# Try it:
All records below must be reproduced exactly, although any pictures they contain are to be omitted.

# Dataset:

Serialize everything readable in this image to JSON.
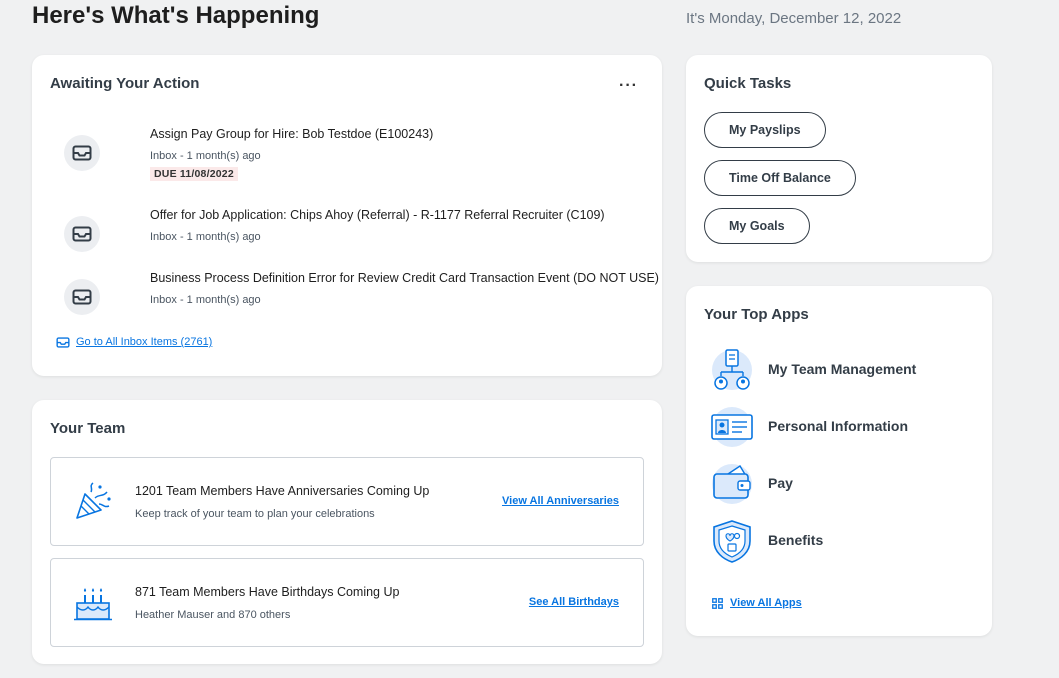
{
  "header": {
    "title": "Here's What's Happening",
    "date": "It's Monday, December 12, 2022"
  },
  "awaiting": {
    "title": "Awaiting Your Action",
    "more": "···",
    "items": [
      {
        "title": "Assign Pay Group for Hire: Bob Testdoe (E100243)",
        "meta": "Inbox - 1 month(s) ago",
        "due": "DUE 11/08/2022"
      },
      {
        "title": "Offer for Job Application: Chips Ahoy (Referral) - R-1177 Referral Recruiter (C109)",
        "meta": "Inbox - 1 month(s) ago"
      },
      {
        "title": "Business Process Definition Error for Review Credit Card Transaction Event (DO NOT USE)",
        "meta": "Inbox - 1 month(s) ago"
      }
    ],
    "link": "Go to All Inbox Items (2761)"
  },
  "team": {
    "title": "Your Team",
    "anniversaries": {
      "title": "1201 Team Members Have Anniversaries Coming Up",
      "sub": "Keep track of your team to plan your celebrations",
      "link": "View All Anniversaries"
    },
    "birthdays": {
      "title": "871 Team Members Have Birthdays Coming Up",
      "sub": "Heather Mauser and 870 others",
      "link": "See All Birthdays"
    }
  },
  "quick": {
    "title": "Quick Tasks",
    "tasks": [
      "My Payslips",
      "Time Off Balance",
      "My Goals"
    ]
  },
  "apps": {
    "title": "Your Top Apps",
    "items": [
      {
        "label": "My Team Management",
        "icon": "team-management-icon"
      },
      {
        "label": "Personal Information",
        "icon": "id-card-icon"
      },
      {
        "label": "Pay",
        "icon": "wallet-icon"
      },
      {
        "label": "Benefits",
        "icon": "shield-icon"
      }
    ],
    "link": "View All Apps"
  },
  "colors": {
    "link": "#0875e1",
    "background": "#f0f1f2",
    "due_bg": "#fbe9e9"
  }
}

# Solution to this exercise:
Serialize everything readable in this image to JSON.
{
  "header": {
    "title": "Here's What's Happening",
    "date": "It's Monday, December 12, 2022"
  },
  "awaiting": {
    "title": "Awaiting Your Action",
    "more": "···",
    "items": [
      {
        "title": "Assign Pay Group for Hire: Bob Testdoe (E100243)",
        "meta": "Inbox - 1 month(s) ago",
        "due": "DUE 11/08/2022"
      },
      {
        "title": "Offer for Job Application: Chips Ahoy (Referral) - R-1177 Referral Recruiter (C109)",
        "meta": "Inbox - 1 month(s) ago"
      },
      {
        "title": "Business Process Definition Error for Review Credit Card Transaction Event (DO NOT USE)",
        "meta": "Inbox - 1 month(s) ago"
      }
    ],
    "link": "Go to All Inbox Items (2761)"
  },
  "team": {
    "title": "Your Team",
    "anniversaries": {
      "title": "1201 Team Members Have Anniversaries Coming Up",
      "sub": "Keep track of your team to plan your celebrations",
      "link": "View All Anniversaries"
    },
    "birthdays": {
      "title": "871 Team Members Have Birthdays Coming Up",
      "sub": "Heather Mauser and 870 others",
      "link": "See All Birthdays"
    }
  },
  "quick": {
    "title": "Quick Tasks",
    "tasks": [
      "My Payslips",
      "Time Off Balance",
      "My Goals"
    ]
  },
  "apps": {
    "title": "Your Top Apps",
    "items": [
      {
        "label": "My Team Management",
        "icon": "team-management-icon"
      },
      {
        "label": "Personal Information",
        "icon": "id-card-icon"
      },
      {
        "label": "Pay",
        "icon": "wallet-icon"
      },
      {
        "label": "Benefits",
        "icon": "shield-icon"
      }
    ],
    "link": "View All Apps"
  },
  "colors": {
    "link": "#0875e1",
    "background": "#f0f1f2",
    "due_bg": "#fbe9e9"
  }
}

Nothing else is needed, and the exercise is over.